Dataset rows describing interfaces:
<<<<

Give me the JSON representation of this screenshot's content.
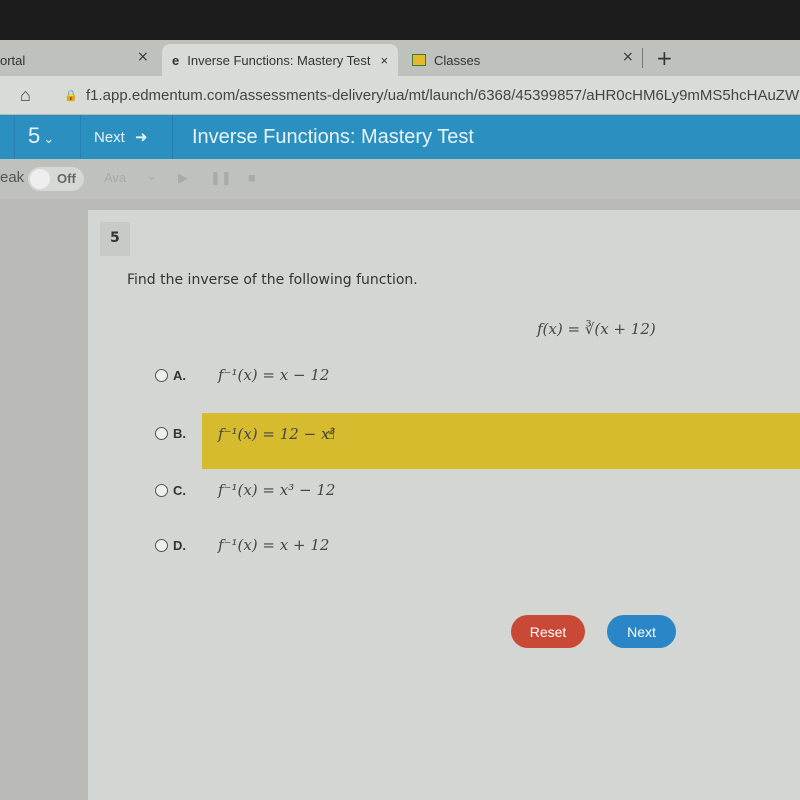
{
  "browser": {
    "tabs": [
      {
        "label": "ortal"
      },
      {
        "label": "Inverse Functions: Mastery Test",
        "active": true
      },
      {
        "label": "Classes"
      }
    ],
    "close_glyph": "×",
    "new_tab_glyph": "+",
    "url": "f1.app.edmentum.com/assessments-delivery/ua/mt/launch/6368/45399857/aHR0cHM6Ly9mMS5hcHAuZWRtZ"
  },
  "header": {
    "question_selector": "5",
    "next_label": "Next",
    "title": "Inverse Functions: Mastery Test",
    "color": "#2b8fc0"
  },
  "toolbar": {
    "speak_label": "eak",
    "toggle_label": "Off",
    "voice_label": "Ava"
  },
  "question": {
    "number": "5",
    "prompt": "Find the inverse of the following function.",
    "function": "f(x) = ∛(x + 12)",
    "options": [
      {
        "letter": "A.",
        "text": "f⁻¹(x) = x − 12"
      },
      {
        "letter": "B.",
        "text": "f⁻¹(x) = 12 − x³",
        "highlighted": true
      },
      {
        "letter": "C.",
        "text": "f⁻¹(x) = x³ − 12"
      },
      {
        "letter": "D.",
        "text": "f⁻¹(x) = x + 12"
      }
    ]
  },
  "buttons": {
    "reset": "Reset",
    "next": "Next",
    "reset_color": "#c84a36",
    "next_color": "#2a86c6"
  },
  "highlight_color": "#d7bb2f"
}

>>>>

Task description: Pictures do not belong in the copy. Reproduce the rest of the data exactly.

Output for this task:
Give me the JSON representation of this screenshot's content.
{
  "browser": {
    "tabs": [
      {
        "label": "ortal"
      },
      {
        "label": "Inverse Functions: Mastery Test",
        "active": true
      },
      {
        "label": "Classes"
      }
    ],
    "close_glyph": "×",
    "new_tab_glyph": "+",
    "url": "f1.app.edmentum.com/assessments-delivery/ua/mt/launch/6368/45399857/aHR0cHM6Ly9mMS5hcHAuZWRtZ"
  },
  "header": {
    "question_selector": "5",
    "next_label": "Next",
    "title": "Inverse Functions: Mastery Test",
    "color": "#2b8fc0"
  },
  "toolbar": {
    "speak_label": "eak",
    "toggle_label": "Off",
    "voice_label": "Ava"
  },
  "question": {
    "number": "5",
    "prompt": "Find the inverse of the following function.",
    "function": "f(x) = ∛(x + 12)",
    "options": [
      {
        "letter": "A.",
        "text": "f⁻¹(x) = x − 12"
      },
      {
        "letter": "B.",
        "text": "f⁻¹(x) = 12 − x³",
        "highlighted": true
      },
      {
        "letter": "C.",
        "text": "f⁻¹(x) = x³ − 12"
      },
      {
        "letter": "D.",
        "text": "f⁻¹(x) = x + 12"
      }
    ]
  },
  "buttons": {
    "reset": "Reset",
    "next": "Next",
    "reset_color": "#c84a36",
    "next_color": "#2a86c6"
  },
  "highlight_color": "#d7bb2f"
}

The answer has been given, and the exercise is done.